Monoamine transporter inhibitors and norepinephrine reduce dopamine-dependent iron toxicity in cells derived from the substantia nigra

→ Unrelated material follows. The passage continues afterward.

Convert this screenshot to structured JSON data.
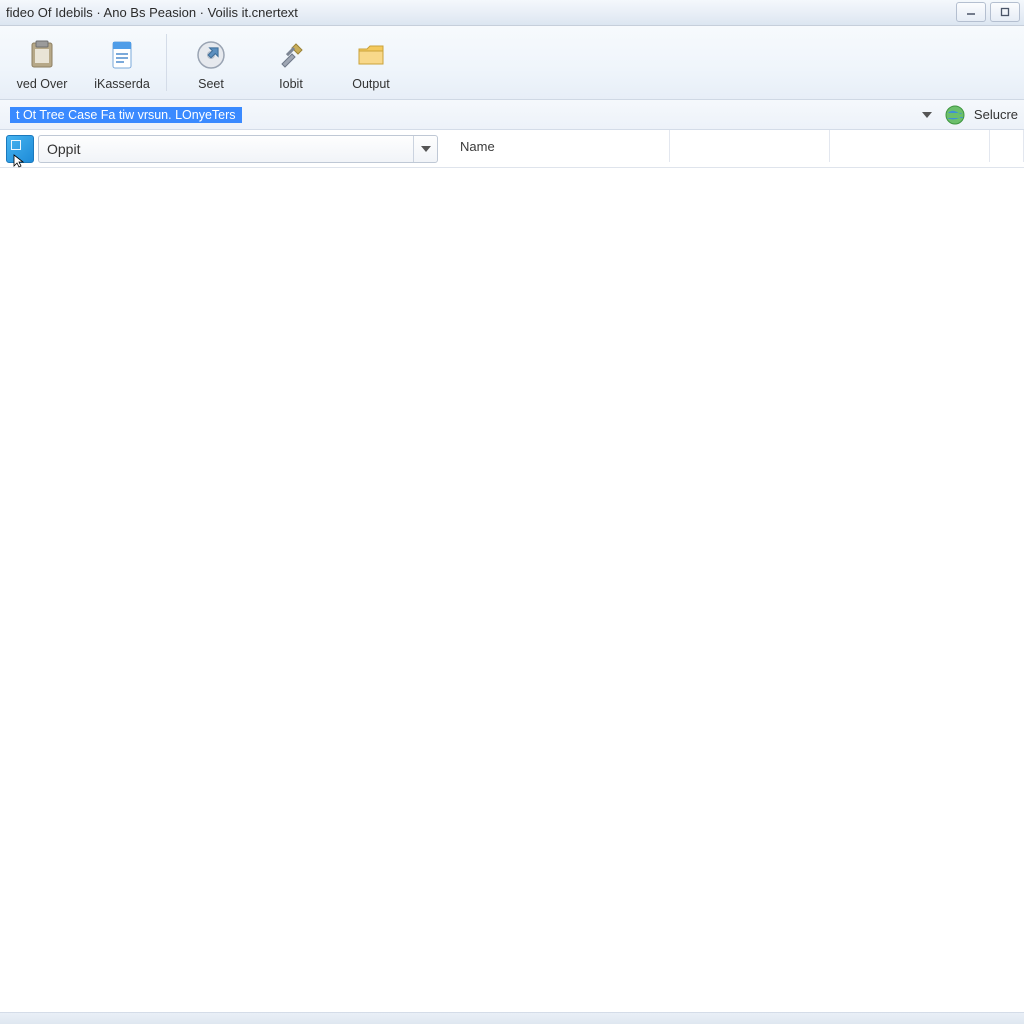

The role of dopamine in iron uptake into catecholaminergic neurons, and dopamine oxidation to aminochrome and its one-electron reduction in iron-mediated neurotoxicity, was studied in RCSN-3 cells, which express both tyrosine hydroxylase and monoamine transporters. The mean +/- SD uptake of 100 muM (FeCl3)-Fe-59 in RCSN-3 cells was 25 +/- 4 pmol per min per mg, which increased to 28 +/- 8 pmol per min per mg when complexed with dopamine (Fe(III)-dopamine). This uptake was inhibited by 2 muM nomifensine (43% p < 0.05), 100 muM imipramine (62% p < 0.01), 30 muM reboxetine (71% p < 0.01) and 2 mM dopamine (84% p < 0.01). The uptake of Fe-59-dopamine complex was Na+, Cl- and temperature dependent. No toxic effects in RCSN-3 cells were observed when the cells were incubated with 100 muM FeCl3 alone or complexed with dopamine. However, 100 muM Fe(III)-dopamine in the presence of 100 muM dicoumarol, an inhibitor of DT-diaphorase, induced toxicity (44% cell death; p < 0.001), which was inhibited by 2 muM nomifensine, 30 muM reboxetine and 2 mM norepinephrine. The neuroprotective action of norepinephrine can be explained by (1) its ability to form complexes with Fe3+, (2) the uptake of Fe-norepinephrine complex via the norepinephrine transporter and (3) lack of toxicity of the Fe-norepinephrine complex even when DT-diaphorase is inhibited. These results support the proposed neuroprotective role of DT-diaphorase and norepinephrine.
Quote ItemJOURNAL OF NEUROCHEMISTRY